BEGIN

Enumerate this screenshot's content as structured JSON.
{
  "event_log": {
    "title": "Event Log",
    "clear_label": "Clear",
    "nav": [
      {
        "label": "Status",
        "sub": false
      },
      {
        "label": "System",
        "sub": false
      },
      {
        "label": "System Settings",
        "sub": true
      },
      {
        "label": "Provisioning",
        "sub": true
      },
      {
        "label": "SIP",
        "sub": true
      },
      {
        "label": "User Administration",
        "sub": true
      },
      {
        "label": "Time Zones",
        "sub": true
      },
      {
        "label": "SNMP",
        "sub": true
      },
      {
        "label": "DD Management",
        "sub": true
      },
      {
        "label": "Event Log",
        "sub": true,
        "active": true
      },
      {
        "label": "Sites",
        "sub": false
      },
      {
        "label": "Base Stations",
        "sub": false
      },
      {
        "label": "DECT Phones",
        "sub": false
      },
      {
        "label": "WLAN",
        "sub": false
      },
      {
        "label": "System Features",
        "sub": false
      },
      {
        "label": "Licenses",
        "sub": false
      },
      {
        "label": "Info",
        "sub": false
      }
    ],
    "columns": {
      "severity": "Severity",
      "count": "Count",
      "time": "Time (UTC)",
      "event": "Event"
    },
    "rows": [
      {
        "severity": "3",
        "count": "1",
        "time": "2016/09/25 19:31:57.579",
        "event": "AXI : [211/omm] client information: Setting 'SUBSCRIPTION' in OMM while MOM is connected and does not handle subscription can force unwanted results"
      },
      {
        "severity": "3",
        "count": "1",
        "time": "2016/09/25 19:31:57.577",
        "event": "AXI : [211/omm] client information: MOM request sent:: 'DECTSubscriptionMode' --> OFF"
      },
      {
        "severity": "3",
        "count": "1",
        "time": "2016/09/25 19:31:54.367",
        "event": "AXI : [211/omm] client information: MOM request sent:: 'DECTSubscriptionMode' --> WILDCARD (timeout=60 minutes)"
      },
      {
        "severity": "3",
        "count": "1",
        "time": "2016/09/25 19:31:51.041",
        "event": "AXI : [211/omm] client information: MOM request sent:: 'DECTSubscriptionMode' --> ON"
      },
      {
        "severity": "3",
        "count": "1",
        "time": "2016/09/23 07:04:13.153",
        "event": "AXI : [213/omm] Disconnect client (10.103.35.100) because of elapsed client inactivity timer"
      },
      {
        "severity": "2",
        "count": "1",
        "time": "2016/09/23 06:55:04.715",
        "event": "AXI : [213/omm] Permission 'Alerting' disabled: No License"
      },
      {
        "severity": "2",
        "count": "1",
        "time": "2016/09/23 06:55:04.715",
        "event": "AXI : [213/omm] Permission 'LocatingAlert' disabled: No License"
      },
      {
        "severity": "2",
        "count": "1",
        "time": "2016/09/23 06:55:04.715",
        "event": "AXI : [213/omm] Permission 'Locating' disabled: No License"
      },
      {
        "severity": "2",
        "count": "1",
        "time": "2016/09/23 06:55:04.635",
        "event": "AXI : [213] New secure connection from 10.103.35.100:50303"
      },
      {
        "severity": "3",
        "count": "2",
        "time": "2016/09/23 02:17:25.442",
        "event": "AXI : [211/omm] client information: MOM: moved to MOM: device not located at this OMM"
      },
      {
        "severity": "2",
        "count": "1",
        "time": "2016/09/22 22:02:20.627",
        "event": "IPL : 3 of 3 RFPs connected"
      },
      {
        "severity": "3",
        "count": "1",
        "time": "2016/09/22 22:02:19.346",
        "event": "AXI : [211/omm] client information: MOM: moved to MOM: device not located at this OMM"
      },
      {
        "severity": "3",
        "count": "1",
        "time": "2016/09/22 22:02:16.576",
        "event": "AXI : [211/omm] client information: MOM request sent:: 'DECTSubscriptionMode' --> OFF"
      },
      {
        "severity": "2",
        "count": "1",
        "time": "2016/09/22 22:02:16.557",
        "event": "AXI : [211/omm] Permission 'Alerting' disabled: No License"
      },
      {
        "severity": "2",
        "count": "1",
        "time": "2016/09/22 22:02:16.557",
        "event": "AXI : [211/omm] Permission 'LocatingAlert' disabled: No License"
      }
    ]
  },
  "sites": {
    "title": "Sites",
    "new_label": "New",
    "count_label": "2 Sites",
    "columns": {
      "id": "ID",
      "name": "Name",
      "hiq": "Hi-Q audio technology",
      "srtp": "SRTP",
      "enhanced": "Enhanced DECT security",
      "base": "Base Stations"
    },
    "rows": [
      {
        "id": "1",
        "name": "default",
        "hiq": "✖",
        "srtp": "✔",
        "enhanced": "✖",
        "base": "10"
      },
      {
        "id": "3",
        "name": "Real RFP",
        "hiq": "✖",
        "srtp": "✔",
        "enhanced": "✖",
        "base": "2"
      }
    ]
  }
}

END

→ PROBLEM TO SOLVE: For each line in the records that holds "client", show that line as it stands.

→ TASK ANSWER:
        "event": "AXI : [211/omm] client information: Setting 'SUBSCRIPTION' in OMM while MOM is connected and does not handle subscription can force unwanted results"
        "event": "AXI : [211/omm] client information: MOM request sent:: 'DECTSubscriptionMode' --> OFF"
        "event": "AXI : [211/omm] client information: MOM request sent:: 'DECTSubscriptionMode' --> WILDCARD (timeout=60 minutes)"
        "event": "AXI : [211/omm] client information: MOM request sent:: 'DECTSubscriptionMode' --> ON"
        "event": "AXI : [213/omm] Disconnect client (10.103.35.100) because of elapsed client inactivity timer"
        "event": "AXI : [211/omm] client information: MOM: moved to MOM: device not located at this OMM"
        "event": "AXI : [211/omm] client information: MOM: moved to MOM: device not located at this OMM"
        "event": "AXI : [211/omm] client information: MOM request sent:: 'DECTSubscriptionMode' --> OFF"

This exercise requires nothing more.